-Also from The Times: “According to the census, Queens registered a net loss in occupied housing since 2000 and a 59 percent increase in vacancies. Brooklyn recorded a 66 percent rise in vacancies. In the eyes of the census, [Joseph J. Salvo, the director of the population division at the city's Planning Department] said, ‘huge swaths of housing have essentially been depopulated.’ He added that in many cases, the neighborhoods where the census found high vacancy rates were not necessarily where new housing had been built, or where foreclosures had been rampant.”

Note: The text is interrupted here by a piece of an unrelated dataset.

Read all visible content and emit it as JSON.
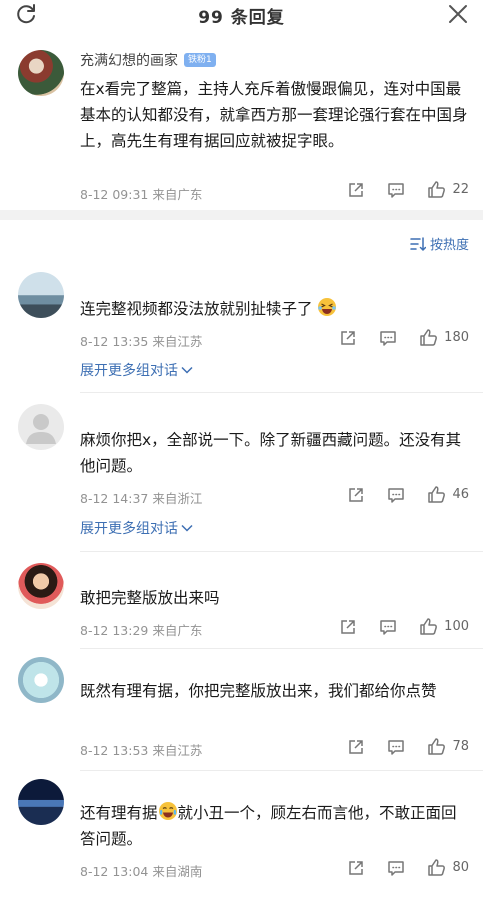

-The screengrab above is from WNYC’s interactive map, which lets you zoom in on tracts to see the population increases and decreases that were reported.
Census: New York City’s Population Barely Rose in the Last Decade [NY Times]
Mapping Changes in the Five Boroughs [WNYC]
A Population Grows in Brooklyn [The Local]
Census Bureau Stands By Numbers [NY Observer]
The Eagle takes a look at 2010 Census data for Community Districts 2 and 6, “representing most of Brownstone Brooklyn,” and finds the areas have added more residents and gotten more well-to-do since 2000. The two districts added 11,000 people during that period; although more than two-thirds of households rent their homes, that’s a decline of 4 percent; and the “number of households in those areas that have a yearly income of less than $35,000 has gone down 11 percent. At 27 percent, this is much less than in Brooklyn as a whole and in the city.” Meanwhile, as the article notes, the wealth of the two districts “may actually be understated, due to the presence of large low-income housing projects in Red Hook, Gowanus and Fort Greene.”
Brownstone Districts Show Growth in Population, Wealth [Eagle]
Both the New York Times and New York Magazine take a look at the latest census figures, which were released Tuesday, and note the dramatic population shift in many Brooklyn neighborhoods since 2000. “Some of the largest population gains since 2000 were recorded in places that not long ago might have been considered marginal, including Bedford-Stuyvesant and Williamsburg in Brooklyn,” the NY Times article says. Despite population gains, the Hispanic population has decreased in Williamsburg, Bushwick, and Greenpoint with the black population fell by double-digits in Prospect Heights, Clinton Hill and Fort Greene. Despite these decreasing figures, New York Magazine still finds that that “Kings is gaining on Queens for the title of most diverse county in the nation, and possibly the world.” Brooklyn’s cultural map is dictated heavily by the constant inflow of immigrants, making it hard to keep track of neighborhood dynamics. As the article states, “Sunset Park is becoming less Chinese and more Mexican, Bensonhurst less Italian and more Chinese, Flatbush more Jewish and more Muslim at the same time.” The map, via NY Magazine, shows the densest population of certain immigrant groups in the borrough.
Region is Reshaped as Minorities Go to Suburbs [NY Times]
…Brooklyn and Queens Competing to be Most Diverse City in the World
Map via NY Magazine
Housing Bias Persists [Gotham Gazette]
New York Magazine pops The Times’ bubble about the real demographic reality of Williamsburg. Despite the fact that its most visible residents make easy targets with their skinny jeans and facial hair, Williamsburg is in fact no hotbed of trustfunddom. In fact, Williamsburg’s residents are by and large in worse financial shape than most New Yorkers. In 2005, for example, almost half of those living within the bounds of Community Board 1 were getting some kind of social assistance and the area’s median income is almost 20 less than the city as a whole; less than 3 percent of households were bringing in over $200,000 a year. Concludes the New York article, “The reality of Williamsburg, beyond the mythical trust-funders, is that it is a community of people mostly struggling to get by, with a few wealthy residents grabbing headlines â€” the way New York has always been.”
Beyond Hipsters: Williamsburg’s Tough Economic Realities [New York]
Parental Lifelines, Frayed to Breaking [NY Times]
Dose of Reality for Trust Fund Kids [Brownstoner]
Photo by Eric Graham